→ **Required action**
Which lines of the records contain "Administrador"? Collect every one of them.

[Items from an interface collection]
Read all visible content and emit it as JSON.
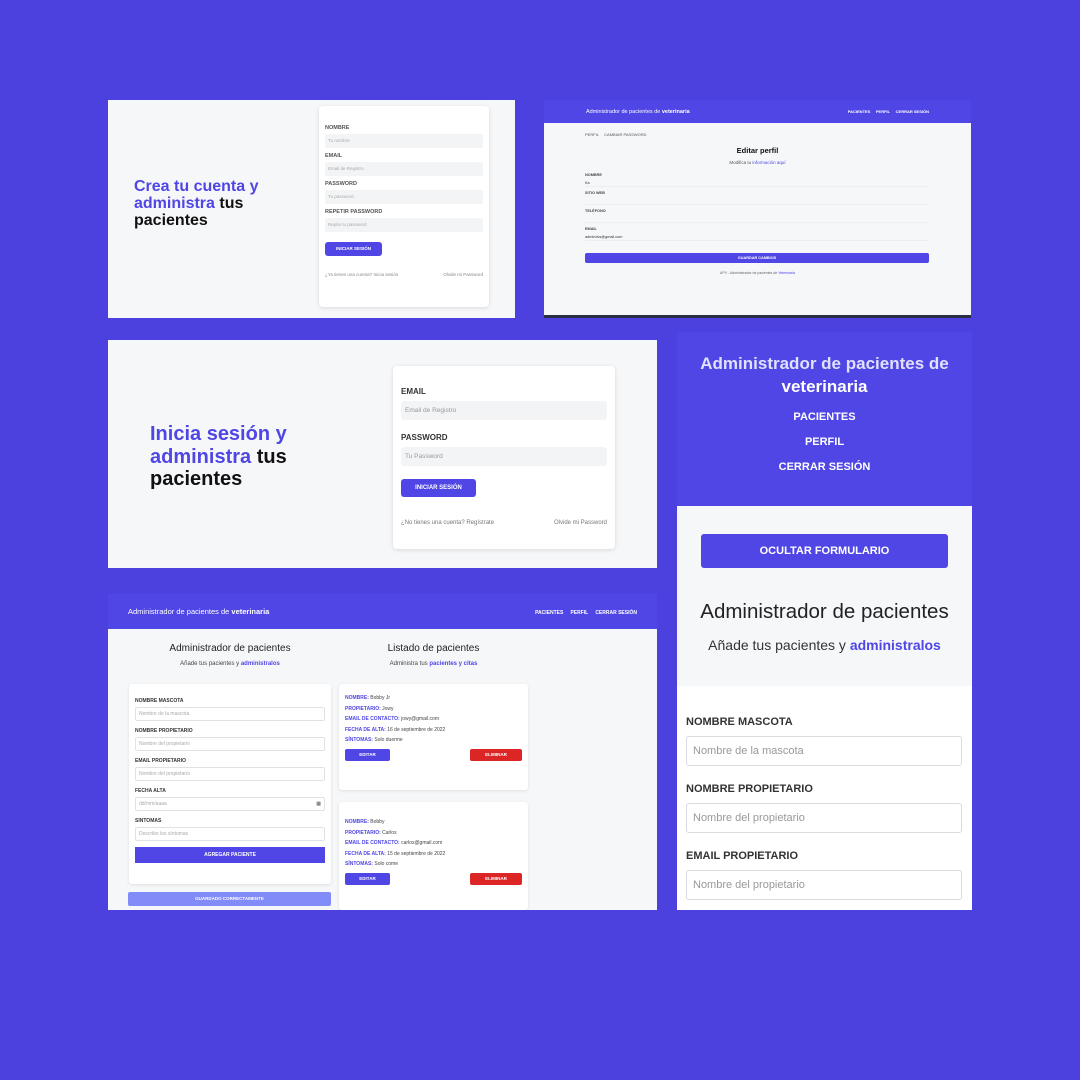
{
  "register": {
    "heading_1": "Crea tu cuenta y",
    "heading_2": "administra",
    "heading_3": "tus",
    "heading_4": "pacientes",
    "nombre_label": "NOMBRE",
    "nombre_placeholder": "Tu nombre",
    "email_label": "EMAIL",
    "email_placeholder": "Email de Registro",
    "password_label": "PASSWORD",
    "password_placeholder": "Tu password",
    "repeat_label": "REPETIR PASSWORD",
    "repeat_placeholder": "Repite tu password",
    "submit_label": "INICIAR SESIÓN",
    "login_link": "¿Ya tienes una cuenta? Inicia sesión",
    "forgot_link": "Olvide mi Password"
  },
  "profile": {
    "header_title": "Administrador de pacientes de",
    "header_brand": "veterinaria",
    "nav": [
      "PACIENTES",
      "PERFIL",
      "CERRAR SESIÓN"
    ],
    "subnav": [
      "PERFIL",
      "CAMBIAR PASSWORD"
    ],
    "title": "Editar perfil",
    "subtitle": "Modifica tu",
    "subtitle_link": "información aquí",
    "fields": [
      {
        "label": "NOMBRE",
        "value": "Ka"
      },
      {
        "label": "SITIO WEB",
        "value": ""
      },
      {
        "label": "TELÉFONO",
        "value": ""
      },
      {
        "label": "EMAIL",
        "value": "admindvs@gmail.com"
      }
    ],
    "save_label": "GUARDAR CAMBIOS",
    "footer": "APV - Administrador de pacientes de",
    "footer_link": "Veterinaria"
  },
  "login": {
    "heading_1": "Inicia sesión y",
    "heading_2": "administra",
    "heading_3": "tus",
    "heading_4": "pacientes",
    "email_label": "EMAIL",
    "email_placeholder": "Email de Registro",
    "password_label": "PASSWORD",
    "password_placeholder": "Tu Password",
    "submit_label": "INICIAR SESIÓN",
    "register_link": "¿No tienes una cuenta? Regístrate",
    "forgot_link": "Olvide mi Password"
  },
  "mobile": {
    "title": "Administrador de pacientes de",
    "brand": "veterinaria",
    "nav": [
      "PACIENTES",
      "PERFIL",
      "CERRAR SESIÓN"
    ],
    "hide_button": "OCULTAR FORMULARIO",
    "main_title": "Administrador de pacientes",
    "main_sub": "Añade tus pacientes y",
    "main_sub_link": "administralos",
    "fields": [
      {
        "label": "NOMBRE MASCOTA",
        "placeholder": "Nombre de la mascota"
      },
      {
        "label": "NOMBRE PROPIETARIO",
        "placeholder": "Nombre del propietario"
      },
      {
        "label": "EMAIL PROPIETARIO",
        "placeholder": "Nombre del propietario"
      }
    ]
  },
  "dashboard": {
    "header_title": "Administrador de pacientes de",
    "header_brand": "veterinaria",
    "nav": [
      "PACIENTES",
      "PERFIL",
      "CERRAR SESIÓN"
    ],
    "left_title": "Administrador de pacientes",
    "left_sub": "Añade tus pacientes y",
    "left_sub_link": "administralos",
    "right_title": "Listado de pacientes",
    "right_sub": "Administra tus",
    "right_sub_link": "pacientes y citas",
    "form_fields": [
      {
        "label": "NOMBRE MASCOTA",
        "placeholder": "Nombre de la mascota"
      },
      {
        "label": "NOMBRE PROPIETARIO",
        "placeholder": "Nombre del propietario"
      },
      {
        "label": "EMAIL PROPIETARIO",
        "placeholder": "Nombre del propietario"
      },
      {
        "label": "FECHA ALTA",
        "placeholder": "dd/mm/aaaa"
      },
      {
        "label": "SINTOMAS",
        "placeholder": "Describe los síntomas"
      }
    ],
    "add_button": "AGREGAR PACIENTE",
    "success_message": "GUARDADO CORRECTAMENTE",
    "patient_labels": {
      "nombre": "NOMBRE:",
      "propietario": "PROPIETARIO:",
      "email": "EMAIL DE CONTACTO:",
      "fecha": "FECHA DE ALTA:",
      "sintomas": "SÍNTOMAS:"
    },
    "patients": [
      {
        "nombre": "Bobby Jr",
        "propietario": "Jowy",
        "email": "jowy@gmail.com",
        "fecha": "16 de septiembre de 2022",
        "sintomas": "Solo duerme"
      },
      {
        "nombre": "Bobby",
        "propietario": "Carlos",
        "email": "carlos@gmail.com",
        "fecha": "15 de septiembre de 2022",
        "sintomas": "Solo come"
      }
    ],
    "edit_label": "EDITAR",
    "delete_label": "ELIMINAR"
  }
}
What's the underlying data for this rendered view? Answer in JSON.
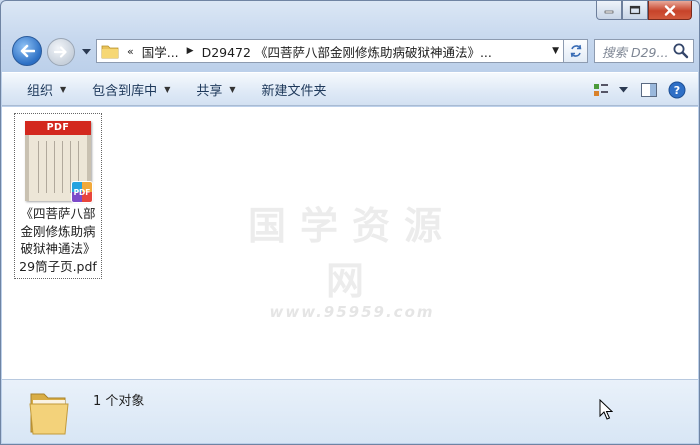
{
  "window": {
    "caption_buttons": [
      "minimize",
      "maximize",
      "close"
    ]
  },
  "nav": {
    "back_icon": "back-arrow-icon",
    "forward_icon": "forward-arrow-icon",
    "address": {
      "overflow": "«",
      "crumb_1": "国学...",
      "crumb_2": "D29472 《四菩萨八部金刚修炼助病破狱神通法》..."
    },
    "search_placeholder": "搜索 D29..."
  },
  "toolbar": {
    "organize": "组织",
    "include_in_library": "包含到库中",
    "share": "共享",
    "new_folder": "新建文件夹"
  },
  "content": {
    "files": [
      {
        "name": "《四菩萨八部金刚修炼助病破狱神通法》29筒子页.pdf",
        "thumb_header": "PDF",
        "badge": "PDF",
        "icon": "pdf-file-icon"
      }
    ],
    "watermark": {
      "title": "国学资源网",
      "url": "www.95959.com"
    }
  },
  "details": {
    "count_text": "1 个对象"
  },
  "colors": {
    "accent": "#2c6fc4",
    "close": "#c7432a",
    "toolbar_text": "#1e395b"
  }
}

→ **Task solution**
    "header_title": "Administrador de pacientes de",
    "footer": "APV - Administrador de pacientes de",
    "title": "Administrador de pacientes de",
    "main_title": "Administrador de pacientes",
    "header_title": "Administrador de pacientes de",
    "left_title": "Administrador de pacientes",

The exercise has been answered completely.